Moore searched her red and black backpack and found no weapons. Hargrove was taken to the hospital for treatment, and then booked into jail where she sat for 16 hours before her parents bailed her out. She was charged with resisting or delaying an officer and aggravated assault on an officer. Those charges were dropped in August.

In July, a spokesman with the department said they’d determined that the officers had used appropriate use of force in the incident with Hargrove. But she says it’s had a lasting effect on her.

“It was just vicious. It changed me. Very bad. My friends tell me I’m different,” Hargrove said at last week’s press conference, before starting to tear up. “I can’t talk about the story without crying. I hope and I pray this doesn’t happen to anybody else.”

She said she’s very paranoid. She makes sure her parents close the garage door, and the “doors have to be locked, windows have to be closed.”
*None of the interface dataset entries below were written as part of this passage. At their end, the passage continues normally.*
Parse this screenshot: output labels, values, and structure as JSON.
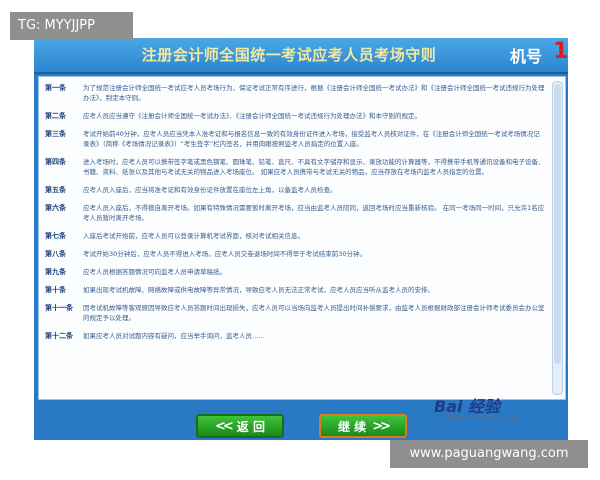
{
  "overlay_tag": "TG: MYYJJPP",
  "header": {
    "title": "注册会计师全国统一考试应考人员考场守则",
    "machine_label": "机号",
    "machine_number": "1"
  },
  "rules": [
    {
      "label": "第一条",
      "text": "为了规范注册会计师全国统一考试应考人员考场行为，保证考试正常有序进行，根据《注册会计师全国统一考试办法》和《注册会计师全国统一考试违规行为处理办法》，制定本守则。"
    },
    {
      "label": "第二条",
      "text": "应考人员应当遵守《注册会计师全国统一考试办法》、《注册会计师全国统一考试违规行为处理办法》和本守则的规定。"
    },
    {
      "label": "第三条",
      "text": "考试开始前40分钟，应考人员应当凭本人准考证和与报名信息一致的有效身份证件进入考场，接受监考人员核对证件，在《注册会计师全国统一考试考场情况记录表》（简称《考场情况记录表》）“考生签字”栏内签名，并用肉眼按照监考人员指定的位置入座。"
    },
    {
      "label": "第四条",
      "text": "进入考场时，应考人员可以携带签字笔或黑色钢笔、圆珠笔、铅笔、直尺、不具有文字储存和显示、录放功能的计算器等，不得携带手机等通讯设备和电子设备、书籍、资料、纸张以及其他与考试无关的物品进入考场座位。 如果应考人员携带与考试无关的物品，应当存放在考场内监考人员指定的位置。"
    },
    {
      "label": "第五条",
      "text": "应考人员入座后，应当将准考证和有效身份证件放置在座位左上角，以备监考人员检查。"
    },
    {
      "label": "第六条",
      "text": "应考人员入座后，不得擅自离开考场。如果有特殊情况需要暂时离开考场，应当由监考人员陪同，返回考场时应当重新核验。 在同一考场同一时间，只允许1名应考人员暂时离开考场。"
    },
    {
      "label": "第七条",
      "text": "入座后考试开始前，应考人员可以登录计算机考试界面，核对考试相关信息。"
    },
    {
      "label": "第八条",
      "text": "考试开始30分钟后，应考人员不得进入考场。应考人员交卷退场时间不得早于考试结束前30分钟。"
    },
    {
      "label": "第九条",
      "text": "应考人员根据答题情况可向监考人员申请草稿纸。"
    },
    {
      "label": "第十条",
      "text": "如果出现考试机故障、网络故障或供电故障等异常情况，导致应考人员无法正常考试，应考人员应当听从监考人员的安排。"
    },
    {
      "label": "第十一条",
      "text": "因考试机故障等客观原因导致应考人员答题时间出现损失，应考人员可以当场向监考人员提出时间补偿要求，由监考人员根据财政部注册会计师考试委员会办公室的规定予以处理。"
    },
    {
      "label": "第十二条",
      "text": "如果应考人员对试题内容有疑问，应当举手询问，监考人员……"
    }
  ],
  "buttons": {
    "back_label": "返 回",
    "continue_label": "继 续"
  },
  "watermark": {
    "baidu_text": "Bai 经验",
    "baidu_url": "jingyan.baidu.com",
    "site": "www.paguangwang.com"
  },
  "colors": {
    "header_blue": "#2d86cf",
    "title_yellow": "#f2e9a0",
    "machine_number_red": "#d81f1f",
    "button_green": "#198a1c",
    "continue_border_orange": "#e07a17"
  }
}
“When you grow up, and officers come to your school, and tell you ‘you can count on us, you can count on us,’ and then they turn around and they just violate you and your rights, it’s just the worst thing ever,” she said. “It’s like being raped. But I’m not broken.”

Neil K. Gehlawat, Hargrove’s attorney, said the pending lawsuit against the city is the only way to get justice, adding he felt there was “virtually zero percent chance” the district attorney’s office or the U.S. attorney would seek charges against the officers.

“The only person that they were ever contemplating prosecuting is sitting right in front of you, and that’s the sad thing about this case,” Gehlawat said, gesturing to Hargrove.

“Her parents say that she used to be independent,” he said. “But now, around patrol vehicles, lights, sirens, she’s fearful … which is understandable because, the last time that happened, before she knew it an officer was pointing his gun at her and they had a K-9 biting her leg.”

Gehlawat said all the law allows him and his team to do is seek money. But ultimately, he hopes the pending lawsuit will send a message.

“Our hope is that, by going through this process and by potentially having this case heard by a jury, that they will send a loud and clear message to the officers in the department that what happened is not appropriate and it should not happen again,” he said.